> _Description of the task_: For each line of the listing that contains "JSON", make a copy and return it.

> _Available data_:
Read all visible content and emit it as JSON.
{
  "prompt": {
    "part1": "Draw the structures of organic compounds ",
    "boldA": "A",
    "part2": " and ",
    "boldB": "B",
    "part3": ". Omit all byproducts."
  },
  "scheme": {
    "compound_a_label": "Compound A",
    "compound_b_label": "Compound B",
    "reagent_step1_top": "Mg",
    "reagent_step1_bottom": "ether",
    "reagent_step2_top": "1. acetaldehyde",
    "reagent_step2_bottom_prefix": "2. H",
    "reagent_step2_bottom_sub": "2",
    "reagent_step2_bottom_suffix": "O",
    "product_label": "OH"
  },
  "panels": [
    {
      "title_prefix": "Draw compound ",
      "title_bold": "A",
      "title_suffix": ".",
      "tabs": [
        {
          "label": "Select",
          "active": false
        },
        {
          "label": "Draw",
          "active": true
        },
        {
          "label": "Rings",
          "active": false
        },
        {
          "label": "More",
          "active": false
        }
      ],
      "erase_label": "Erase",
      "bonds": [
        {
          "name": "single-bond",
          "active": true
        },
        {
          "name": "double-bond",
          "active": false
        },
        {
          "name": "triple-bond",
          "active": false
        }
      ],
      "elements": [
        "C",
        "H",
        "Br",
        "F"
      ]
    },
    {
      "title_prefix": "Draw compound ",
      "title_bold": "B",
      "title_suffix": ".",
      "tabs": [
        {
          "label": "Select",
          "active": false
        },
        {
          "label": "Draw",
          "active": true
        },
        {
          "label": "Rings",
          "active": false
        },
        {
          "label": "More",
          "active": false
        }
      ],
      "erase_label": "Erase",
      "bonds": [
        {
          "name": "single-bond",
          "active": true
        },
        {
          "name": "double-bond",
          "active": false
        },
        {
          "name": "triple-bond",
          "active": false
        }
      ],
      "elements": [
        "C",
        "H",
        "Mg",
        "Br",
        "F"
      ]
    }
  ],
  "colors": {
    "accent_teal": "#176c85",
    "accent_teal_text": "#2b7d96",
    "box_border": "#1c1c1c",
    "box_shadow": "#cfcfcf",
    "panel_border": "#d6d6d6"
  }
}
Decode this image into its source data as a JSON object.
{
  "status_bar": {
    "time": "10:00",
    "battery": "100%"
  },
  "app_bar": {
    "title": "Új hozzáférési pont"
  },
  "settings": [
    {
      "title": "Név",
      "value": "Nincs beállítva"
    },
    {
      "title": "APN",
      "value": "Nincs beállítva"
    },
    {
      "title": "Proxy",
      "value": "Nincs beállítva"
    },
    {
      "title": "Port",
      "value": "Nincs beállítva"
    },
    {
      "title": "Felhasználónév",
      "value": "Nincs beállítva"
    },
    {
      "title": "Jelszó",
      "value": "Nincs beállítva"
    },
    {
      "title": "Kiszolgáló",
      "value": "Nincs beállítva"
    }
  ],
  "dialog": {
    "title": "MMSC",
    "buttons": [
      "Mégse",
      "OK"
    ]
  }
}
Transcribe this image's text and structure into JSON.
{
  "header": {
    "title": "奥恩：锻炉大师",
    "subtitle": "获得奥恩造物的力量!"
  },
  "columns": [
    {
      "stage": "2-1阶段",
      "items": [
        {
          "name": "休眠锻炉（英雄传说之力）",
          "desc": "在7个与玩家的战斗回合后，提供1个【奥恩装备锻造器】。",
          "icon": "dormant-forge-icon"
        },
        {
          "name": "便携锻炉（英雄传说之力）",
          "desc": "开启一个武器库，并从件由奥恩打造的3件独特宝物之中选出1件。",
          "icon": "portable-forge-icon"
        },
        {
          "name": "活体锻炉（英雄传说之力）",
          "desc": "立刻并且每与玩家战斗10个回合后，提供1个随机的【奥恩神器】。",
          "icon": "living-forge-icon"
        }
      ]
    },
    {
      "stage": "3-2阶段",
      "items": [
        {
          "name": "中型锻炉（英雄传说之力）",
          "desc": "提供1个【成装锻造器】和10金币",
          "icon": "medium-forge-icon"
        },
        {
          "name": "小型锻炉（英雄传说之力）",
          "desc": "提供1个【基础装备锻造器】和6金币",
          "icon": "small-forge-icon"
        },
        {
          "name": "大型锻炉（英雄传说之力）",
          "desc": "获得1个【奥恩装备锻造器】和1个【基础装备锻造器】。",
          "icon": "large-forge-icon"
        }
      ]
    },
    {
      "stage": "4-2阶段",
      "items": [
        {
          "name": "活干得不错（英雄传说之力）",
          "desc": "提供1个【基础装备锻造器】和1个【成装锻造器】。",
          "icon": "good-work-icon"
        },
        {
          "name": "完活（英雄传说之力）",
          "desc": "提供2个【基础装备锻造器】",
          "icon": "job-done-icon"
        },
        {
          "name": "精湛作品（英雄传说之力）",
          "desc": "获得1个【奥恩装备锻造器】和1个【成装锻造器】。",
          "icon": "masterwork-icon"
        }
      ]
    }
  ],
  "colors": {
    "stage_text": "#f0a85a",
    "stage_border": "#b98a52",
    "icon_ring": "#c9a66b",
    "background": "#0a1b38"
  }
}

> _Problem solution_:
Read all visible content and emit it as JSON.
Decode this image into its source data as a JSON object.
Transcribe this image's text and structure into JSON.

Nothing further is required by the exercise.